For this exercise, please return exactly the line containing "What's the underlying" and each line after it through the end of the records, with no pictures included.

----------

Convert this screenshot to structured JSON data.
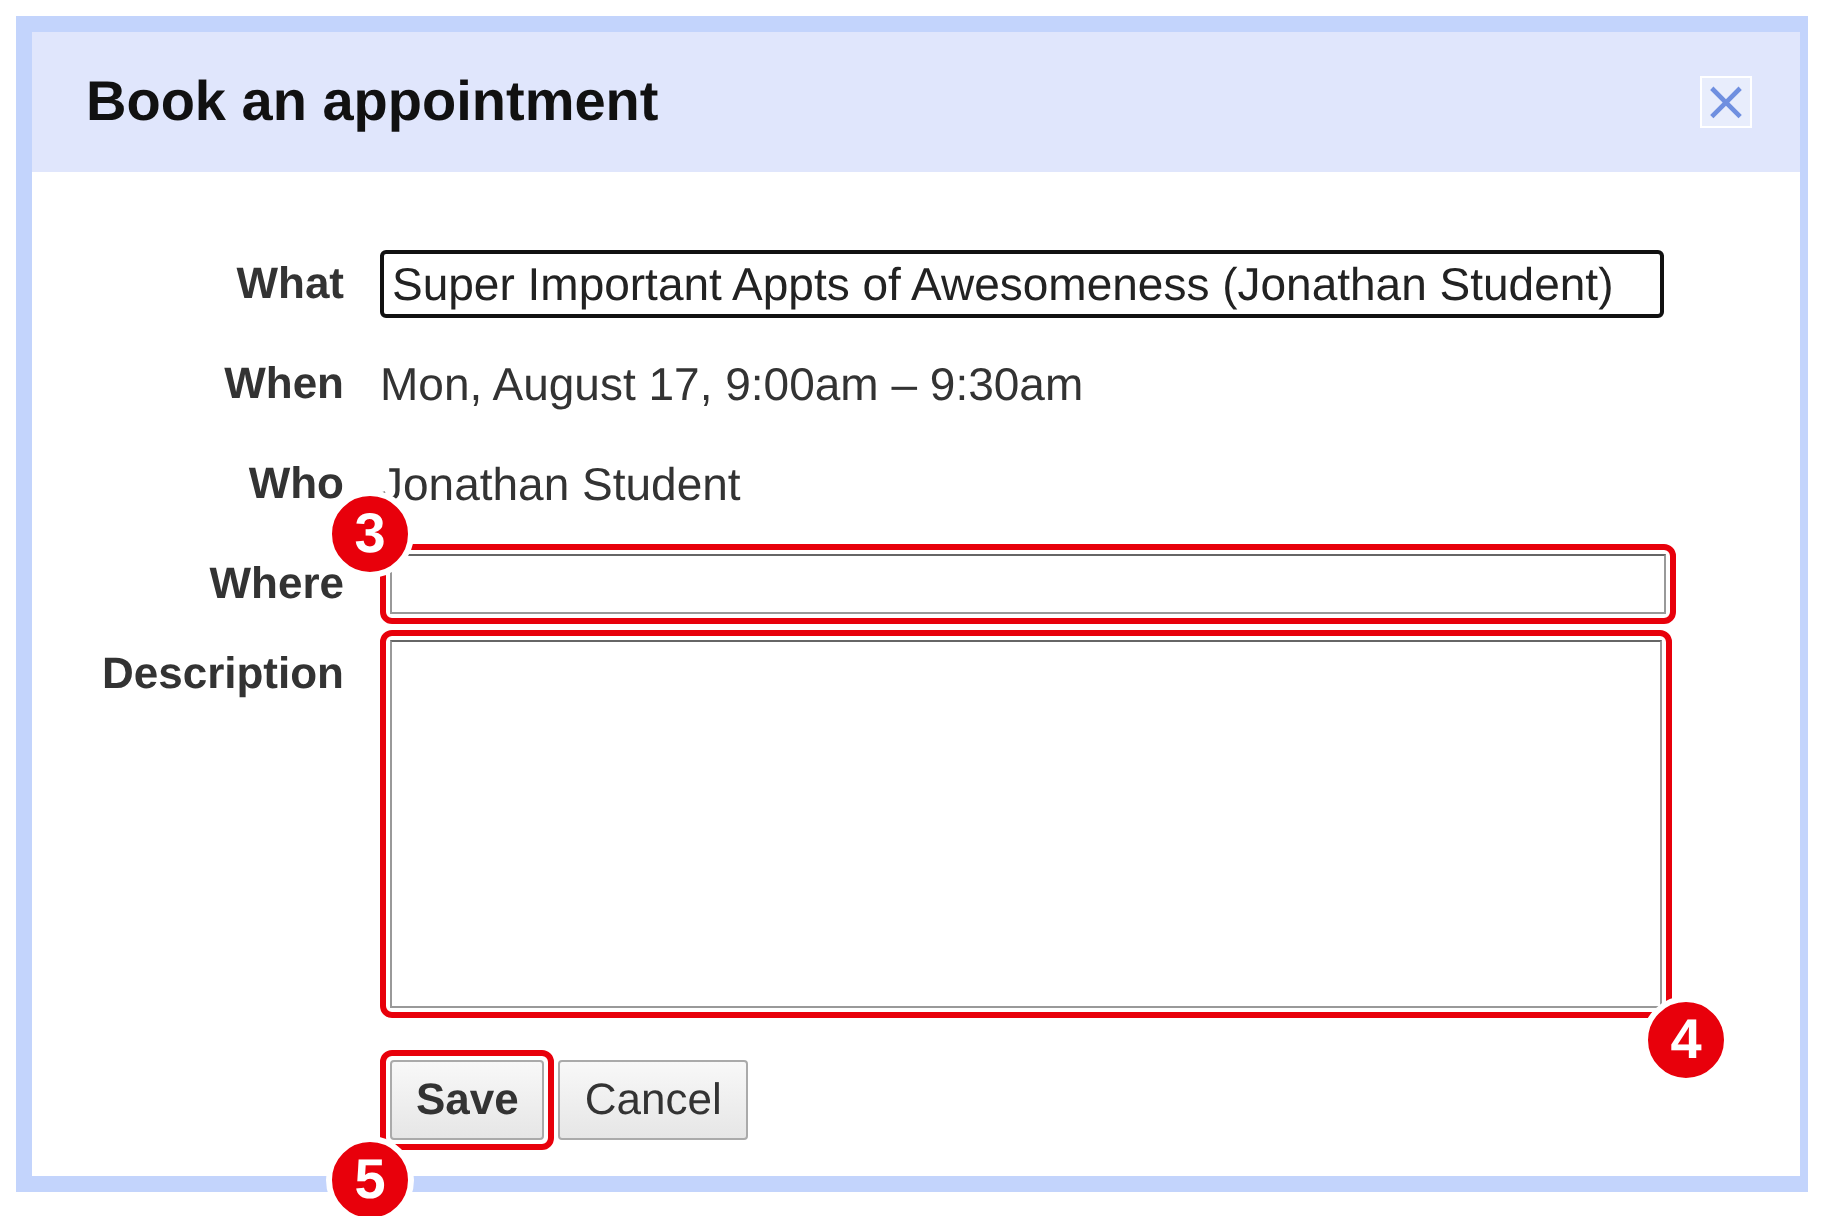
{
  "dialog": {
    "title": "Book an appointment",
    "close": "×"
  },
  "fields": [
    {
      "label": "What",
      "kind": "input",
      "value": "Super Important Appts of Awesomeness (Jonathan Student)",
      "focused": true
    },
    {
      "label": "When",
      "kind": "text",
      "value": "Mon, August 17, 9:00am – 9:30am"
    },
    {
      "label": "Who",
      "kind": "text",
      "value": "Jonathan Student"
    },
    {
      "label": "Where",
      "kind": "input",
      "callout": "3"
    },
    {
      "label": "Description",
      "kind": "textarea",
      "callout": "4"
    }
  ],
  "buttons": [
    {
      "label": "Save",
      "primary": true,
      "callout": "5"
    },
    {
      "label": "Cancel",
      "primary": false
    }
  ]
}
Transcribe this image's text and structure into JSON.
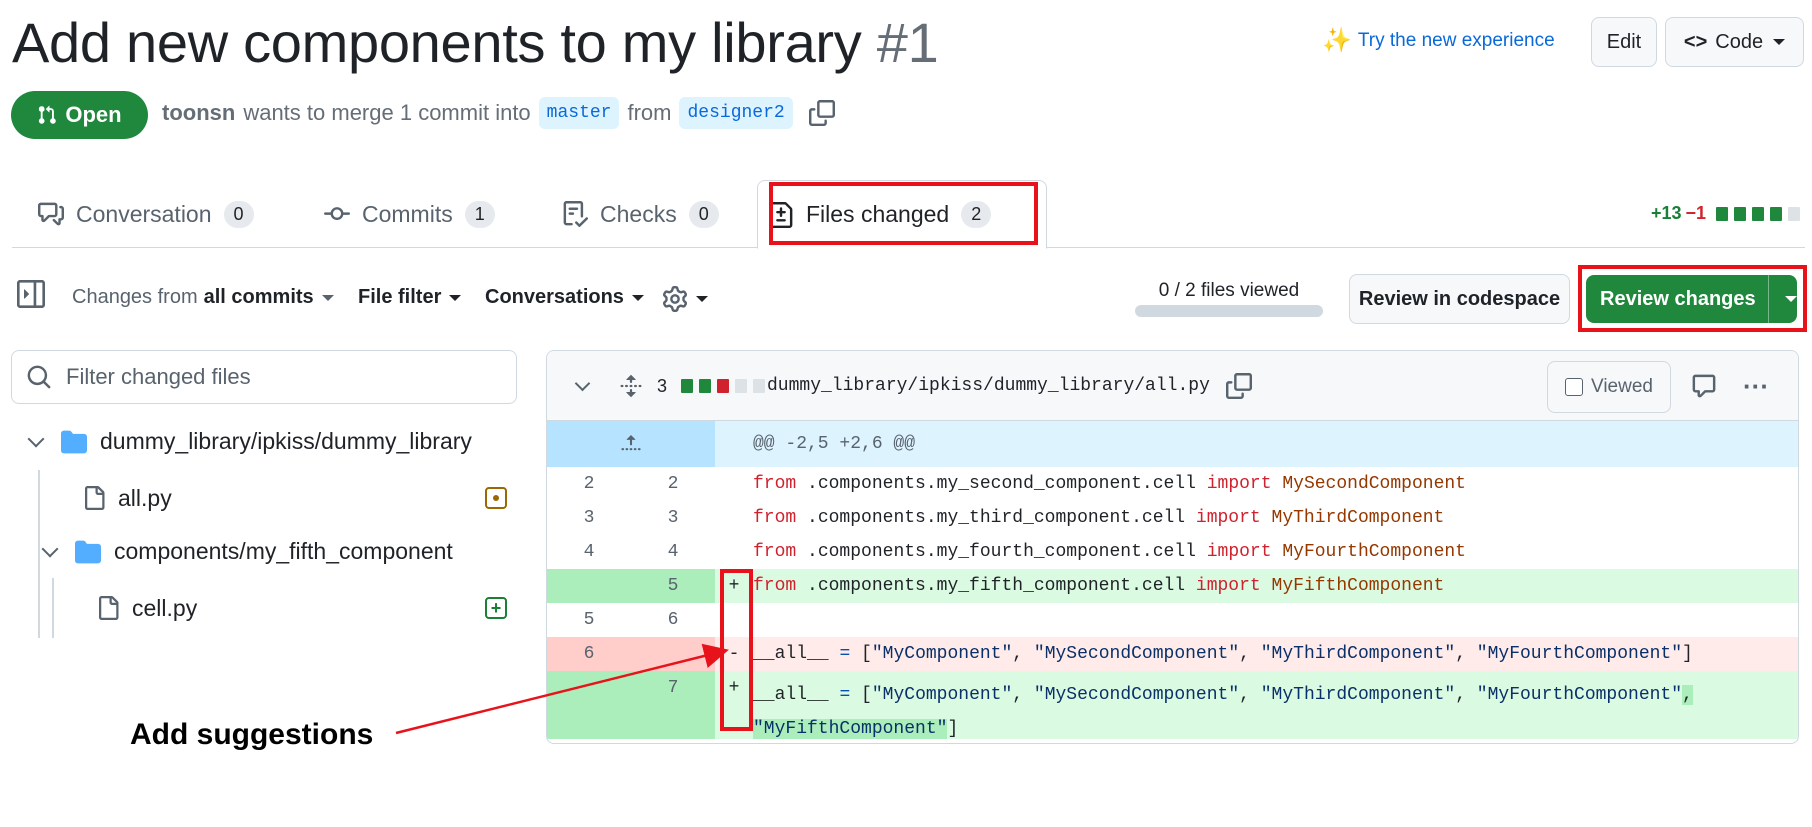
{
  "header": {
    "title": "Add new components to my library",
    "number": "#1",
    "state": "Open",
    "author": "toonsn",
    "merge_text": "wants to merge 1 commit into",
    "base_branch": "master",
    "from_text": "from",
    "head_branch": "designer2",
    "try_experience": "Try the new experience",
    "edit_label": "Edit",
    "code_label": "Code"
  },
  "tabs": [
    {
      "label": "Conversation",
      "count": "0"
    },
    {
      "label": "Commits",
      "count": "1"
    },
    {
      "label": "Checks",
      "count": "0"
    },
    {
      "label": "Files changed",
      "count": "2"
    }
  ],
  "diffstat": {
    "additions": "+13",
    "deletions": "−1"
  },
  "toolbar": {
    "changes_from": "Changes from",
    "all_commits": "all commits",
    "file_filter": "File filter",
    "conversations": "Conversations",
    "files_viewed": "0 / 2 files viewed",
    "review_codespace": "Review in codespace",
    "review_changes": "Review changes"
  },
  "sidebar": {
    "filter_placeholder": "Filter changed files",
    "tree": [
      {
        "type": "folder",
        "name": "dummy_library/ipkiss/dummy_library"
      },
      {
        "type": "file",
        "name": "all.py",
        "status": "modified"
      },
      {
        "type": "folder",
        "name": "components/my_fifth_component"
      },
      {
        "type": "file",
        "name": "cell.py",
        "status": "added"
      }
    ]
  },
  "diff": {
    "changes_count": "3",
    "file_path": "dummy_library/ipkiss/dummy_library/all.py",
    "viewed_label": "Viewed",
    "hunk_header": "@@ -2,5 +2,6 @@",
    "lines": [
      {
        "old": "2",
        "new": "2",
        "mark": "",
        "kind": "ctx",
        "module": ".components.my_second_component.cell",
        "name": "MySecondComponent"
      },
      {
        "old": "3",
        "new": "3",
        "mark": "",
        "kind": "ctx",
        "module": ".components.my_third_component.cell",
        "name": "MyThirdComponent"
      },
      {
        "old": "4",
        "new": "4",
        "mark": "",
        "kind": "ctx",
        "module": ".components.my_fourth_component.cell",
        "name": "MyFourthComponent"
      },
      {
        "old": "",
        "new": "5",
        "mark": "+",
        "kind": "add",
        "module": ".components.my_fifth_component.cell",
        "name": "MyFifthComponent"
      },
      {
        "old": "5",
        "new": "6",
        "mark": "",
        "kind": "ctx"
      },
      {
        "old": "6",
        "new": "",
        "mark": "-",
        "kind": "del"
      },
      {
        "old": "",
        "new": "7",
        "mark": "+",
        "kind": "add"
      }
    ],
    "kw_from": "from",
    "kw_import": "import",
    "all_var": "__all__",
    "eq": "=",
    "list_strings": [
      "\"MyComponent\"",
      "\"MySecondComponent\"",
      "\"MyThirdComponent\"",
      "\"MyFourthComponent\""
    ],
    "extra_string": "\"MyFifthComponent\""
  },
  "annotation": "Add suggestions",
  "colors": {
    "accent_red": "#e8131a",
    "green": "#1f883d",
    "link": "#0969da"
  }
}
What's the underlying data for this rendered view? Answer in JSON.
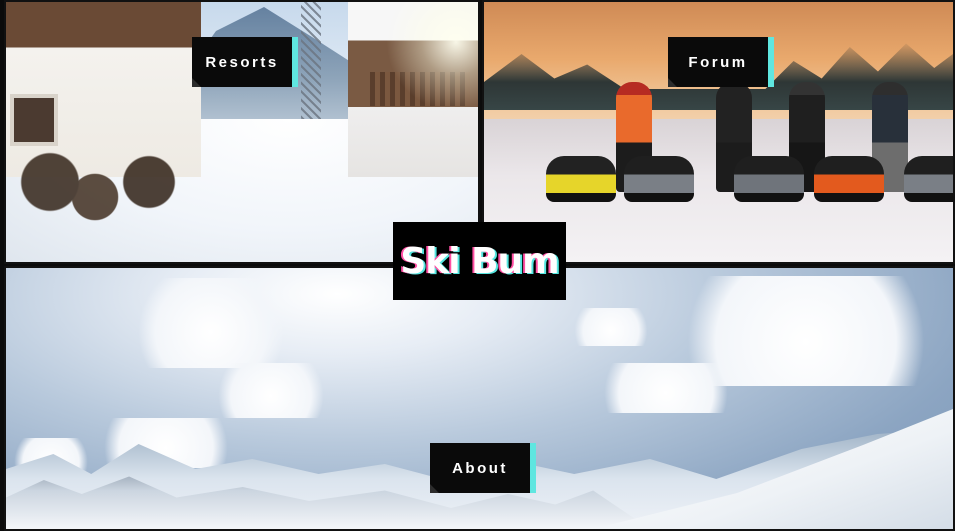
{
  "logo": {
    "text": "Ski Bum"
  },
  "nav": {
    "resorts_label": "Resorts",
    "forum_label": "Forum",
    "about_label": "About"
  },
  "colors": {
    "label_bg": "#0a0a0a",
    "accent_cyan": "#5fe6e0",
    "accent_pink": "#ff4fa3",
    "logo_bg": "#000000",
    "text": "#ffffff"
  }
}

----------

> [EXERCISE RESULT]:
What's the underlying data for this rendered view? Answer in JSON.
{
  "logo": {
    "text": "Ski Bum"
  },
  "nav": {
    "resorts_label": "Resorts",
    "forum_label": "Forum",
    "about_label": "About"
  },
  "colors": {
    "label_bg": "#0a0a0a",
    "accent_cyan": "#5fe6e0",
    "accent_pink": "#ff4fa3",
    "logo_bg": "#000000",
    "text": "#ffffff"
  }
}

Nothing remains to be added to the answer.